An Eau Claire woman accused of election fraud for voting in the November 2016 presidential election while she was a convicted felon will avoid a new criminal conviction.
Jamie L. Sammons, 37, 608 Plum St., pleaded no contest Friday in Eau Claire County Court to an amended county ordinance violation of disorderly conduct.
Sammons was fined $206.
Sammons was previously charged with a felony count of election fraud — providing false information to an election official.
According to court records:
Donna Austad, Eau Claire’s former longtime city clerk, reported that Sammons appeared at the city’s 4th Ward voting site Nov. 8, 2016, completed and signed a voter registration form, and provided an Eau Claire County real estate tax bill as proof of residence.
The voter registration form Sammons signed states, “I hereby certify … I am not currently serving a sentence including incarceration, parole, probation or extended supervision for a felony conviction, and not otherwise disqualified from voting.”
While entering data from the Election Day voter registration forms, the city election office received information via the state voter registration program that Sammons was a convicted felon, and the state Elections Commission was contacted.
The commission verified with the state Department of Corrections that Sammons was a convicted felon still under DOC supervision until June 18, 2017.
Sammons was convicted in Sauk County for possession of narcotic drugs, second and subsequent offense, and operating with a restricted controlled substance on June 18, 2015. Her sentence included 50 days in jail and two years of probation.
In Wisconsin, a person with an ongoing felony sentence loses the right to vote until he or she completes the sentence and is discharged from supervision by the DOC.
State statutes contain several measures to ensure that persons who have lost their voting rights do not cast ballots, and if they do vote, that they are identified and prosecuted, according to the Elections Commission website.
In addition, statutes require the commission to conduct an audit after each election to determine whether any ineligible felons registered on Election Day or within 20 days before an election and cast a ballot illegally, the website states.

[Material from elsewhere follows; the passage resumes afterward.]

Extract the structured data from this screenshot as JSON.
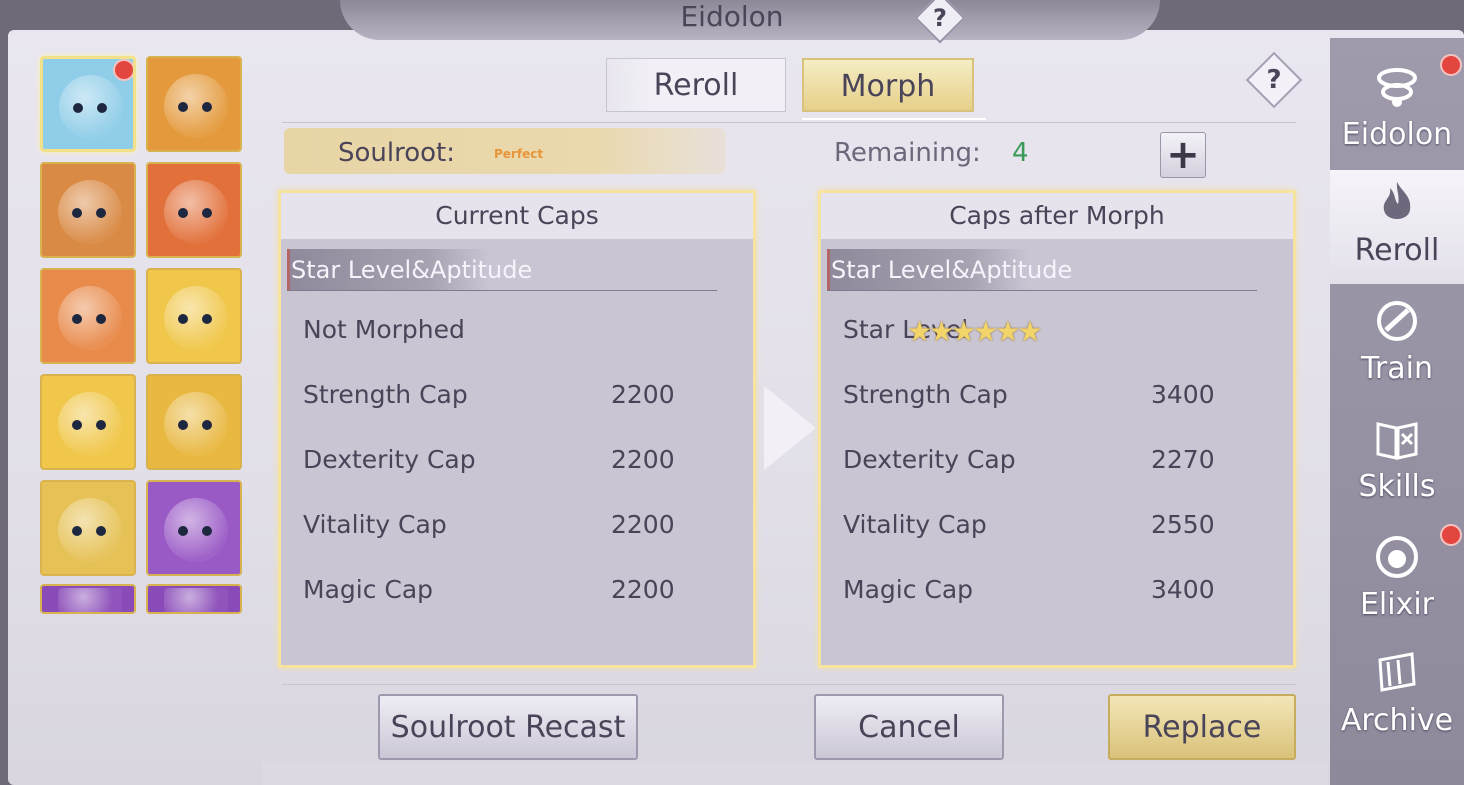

If an audit determines that an individual with an ongoing felony sentence may have voted, statutes require the Elections Commission to notify the district attorney in the county where the vote occurred.